Exercise description:
Write the data below out again, with each line matching the original.

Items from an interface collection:
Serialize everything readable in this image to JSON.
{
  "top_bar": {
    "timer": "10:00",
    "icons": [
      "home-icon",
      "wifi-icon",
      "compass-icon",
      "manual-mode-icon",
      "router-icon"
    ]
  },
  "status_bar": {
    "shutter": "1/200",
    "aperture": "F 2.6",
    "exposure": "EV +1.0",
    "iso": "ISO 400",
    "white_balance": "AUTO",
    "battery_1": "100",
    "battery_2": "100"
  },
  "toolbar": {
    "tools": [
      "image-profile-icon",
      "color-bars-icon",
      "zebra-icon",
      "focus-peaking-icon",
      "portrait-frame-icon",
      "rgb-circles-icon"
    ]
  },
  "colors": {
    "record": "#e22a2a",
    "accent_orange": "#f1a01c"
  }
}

Answer for the task:
Serialize everything readable in this image to JSON.
{
  "top_bar": {
    "timer": "10:00",
    "icons": [
      "home-icon",
      "wifi-icon",
      "compass-icon",
      "manual-mode-icon",
      "router-icon"
    ]
  },
  "status_bar": {
    "shutter": "1/200",
    "aperture": "F 2.6",
    "exposure": "EV +1.0",
    "iso": "ISO 400",
    "white_balance": "AUTO",
    "battery_1": "100",
    "battery_2": "100"
  },
  "toolbar": {
    "tools": [
      "image-profile-icon",
      "color-bars-icon",
      "zebra-icon",
      "focus-peaking-icon",
      "portrait-frame-icon",
      "rgb-circles-icon"
    ]
  },
  "colors": {
    "record": "#e22a2a",
    "accent_orange": "#f1a01c"
  }
}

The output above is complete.